I don't know if this is the right place to post this, feel free to redirect me.
I am a student in computer science and I am working on a website. Naturally I will need a domain name and ssl/tls certificate to use the HTTPS protocol. I can get a cheap domain name at google for only 12 bucks per year, so that's not an issue. I am just not sure about where to get the ssl/tls certificate. I saw that Let's Encrypt is a non profit organization, does that mean I can get a certificate for free?
I don't mind paying a small amount (naturally I don't have a huge budget since I am still studying). Any help and pointers are much appreciated!
Well, no, it doesn't mean that--non-profits can and often do charge for their services--but it's nonetheless true that Let's Encrypt certs are free.
But even prior to the material Osiris posted, how are you going to be hosting this website? Are you going to be running your own server (whether on your own hardware or someone else's, like a VPS host)? Or are you going to be using a web-hosting service? Because if the latter, they'd often take care of the certificate for you, so you'd want to look for one that includes Let's Encrypt (or other free) certs in their hosting plan.
Well, I am currently using react for the frontend and django as backend. I just deployed the frontend to firebase which is free up until a certain point. For the backend I am still looking for a solution, I don't think there would be a lot of users at the start, so I think it is a viable option to host the backend at home on some old computer as I can't seem to find a (cheap) solution for hosting a django backend which also requires mysql. Although, I am not sure what the actual cost will be for one, electricity (I imagine running a pc 24/7 will contribute to the bills) and two, internet cost (though, there will only be text transfer, no video's).

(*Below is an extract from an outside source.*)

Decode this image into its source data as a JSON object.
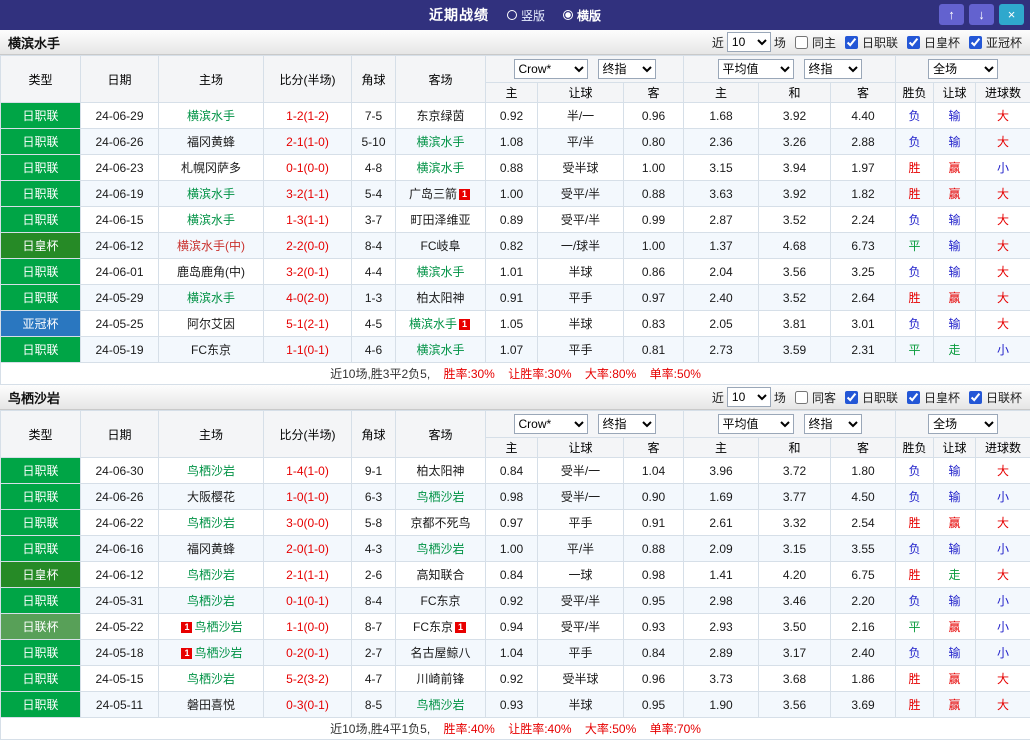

Oh, yea, ofcourse, so I see two solutions then, either use some hosting platform that already has the certificate, or host it myself and make sure I get the certificate in order to support a connection of https
Note also that yo can host static content with your own custom domain on github pages or cloudflare pages and they'll sort out the https for you, you would then just need to maintain the backend (if it's an API). If you're using server side rendering for your html that's a bit more involved but there are probably still free ways to achieve that.
You can generally get cheap linux based vm for about $3.50 USD per month (AWS lightsail) if you need to do something with processing and a database etc.
well I am a student too but I am hosting my website and testing it as a hobby only
btw, straight to the point for hosting, I used many free hosting providers but I didn't like any cause of some limitations or other causes now I am using Azure free tier ( free for 12 months ) to host my website on Azure VM, if you want I can help you to get Free VM for hosting and Free TSL/SSL with Let'sEncrypt it's just too easy believe me
interesting, I didn't know that. Where can I get more info about this? I need to put my react somewhere, but also django, I believe react is static content? I am not sure. Django probably not as it manages a database.
Sure. What technologies are you using? I am working with react frontend and django backend, currently looking for a place to put django, though I am thinking about hosting it at home. So I would need to make it work with django on some local machine. Currently looking into certbot, which unfortunately does not permit me to get a certificate for an ip or localhost (which I guess makes sense).
I am still learning a lot and I just want to mess around, the only reason why I am trying to get a certificate is because my react code apperently won't set a cookie if it is not coming from an https, even though both servers are running on localhost...
Django is server side python and runs on your server and is indeed dynamic.(needs a server you control).
@Plegeus I recently got a VPS for 90 cent (euro) per month. 1 vCPU, 1 GB RAM, 10 GB SSD. Scaleway calls it stardust, and it has pretty limited availability -- it's IPv6 only, of course. You can save a lot of money if you don't need IPv4.